What the task requires
You are asked to filter the data below and copy every line holding "title".

Recorded data

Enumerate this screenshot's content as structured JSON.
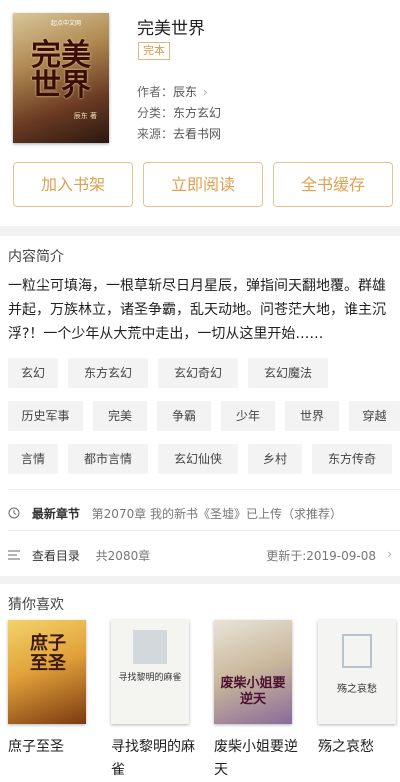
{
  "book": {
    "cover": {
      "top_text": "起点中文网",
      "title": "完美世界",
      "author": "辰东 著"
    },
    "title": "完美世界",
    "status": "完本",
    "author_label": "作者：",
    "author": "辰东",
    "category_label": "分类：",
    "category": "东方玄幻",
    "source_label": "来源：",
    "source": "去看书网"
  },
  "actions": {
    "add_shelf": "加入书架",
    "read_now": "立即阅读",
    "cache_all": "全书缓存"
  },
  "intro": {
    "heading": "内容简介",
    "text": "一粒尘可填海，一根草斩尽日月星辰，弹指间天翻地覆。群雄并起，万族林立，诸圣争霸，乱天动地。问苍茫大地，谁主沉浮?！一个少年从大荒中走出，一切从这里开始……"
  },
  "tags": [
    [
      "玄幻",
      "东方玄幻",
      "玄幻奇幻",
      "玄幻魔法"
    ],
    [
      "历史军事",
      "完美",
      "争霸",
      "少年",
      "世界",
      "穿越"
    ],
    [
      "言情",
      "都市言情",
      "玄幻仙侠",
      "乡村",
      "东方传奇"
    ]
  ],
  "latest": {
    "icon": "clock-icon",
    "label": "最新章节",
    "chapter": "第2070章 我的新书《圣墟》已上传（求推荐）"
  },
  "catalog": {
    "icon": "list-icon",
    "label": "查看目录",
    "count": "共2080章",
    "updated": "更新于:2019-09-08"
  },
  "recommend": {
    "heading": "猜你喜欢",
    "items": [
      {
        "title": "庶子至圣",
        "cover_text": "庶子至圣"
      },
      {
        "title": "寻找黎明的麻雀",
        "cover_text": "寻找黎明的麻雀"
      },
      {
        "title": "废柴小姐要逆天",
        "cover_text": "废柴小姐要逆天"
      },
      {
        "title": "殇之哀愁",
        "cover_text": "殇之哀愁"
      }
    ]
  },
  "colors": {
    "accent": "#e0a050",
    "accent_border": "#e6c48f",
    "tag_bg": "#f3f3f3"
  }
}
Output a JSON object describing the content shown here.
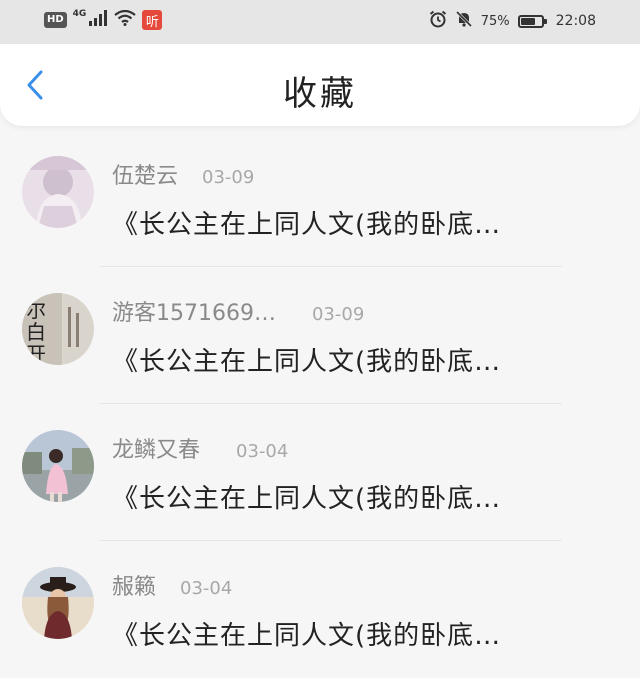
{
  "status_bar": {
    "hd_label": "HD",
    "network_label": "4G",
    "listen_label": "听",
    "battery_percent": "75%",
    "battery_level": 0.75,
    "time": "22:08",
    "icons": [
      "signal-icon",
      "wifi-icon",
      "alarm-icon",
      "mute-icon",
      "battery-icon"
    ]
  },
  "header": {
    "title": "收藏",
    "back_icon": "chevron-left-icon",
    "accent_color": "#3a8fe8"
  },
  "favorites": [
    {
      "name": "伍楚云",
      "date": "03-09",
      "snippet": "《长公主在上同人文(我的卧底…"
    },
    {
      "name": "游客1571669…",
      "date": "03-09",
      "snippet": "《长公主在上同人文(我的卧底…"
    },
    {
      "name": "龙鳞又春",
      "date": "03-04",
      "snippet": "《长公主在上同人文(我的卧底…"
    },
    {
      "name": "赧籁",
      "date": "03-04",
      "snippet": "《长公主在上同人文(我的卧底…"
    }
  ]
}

Result
      "title": "完美世界",
    "title": "完美世界",
        "title": "庶子至圣",
        "title": "寻找黎明的麻雀",
        "title": "废柴小姐要逆天",
        "title": "殇之哀愁",
    "title": "收藏",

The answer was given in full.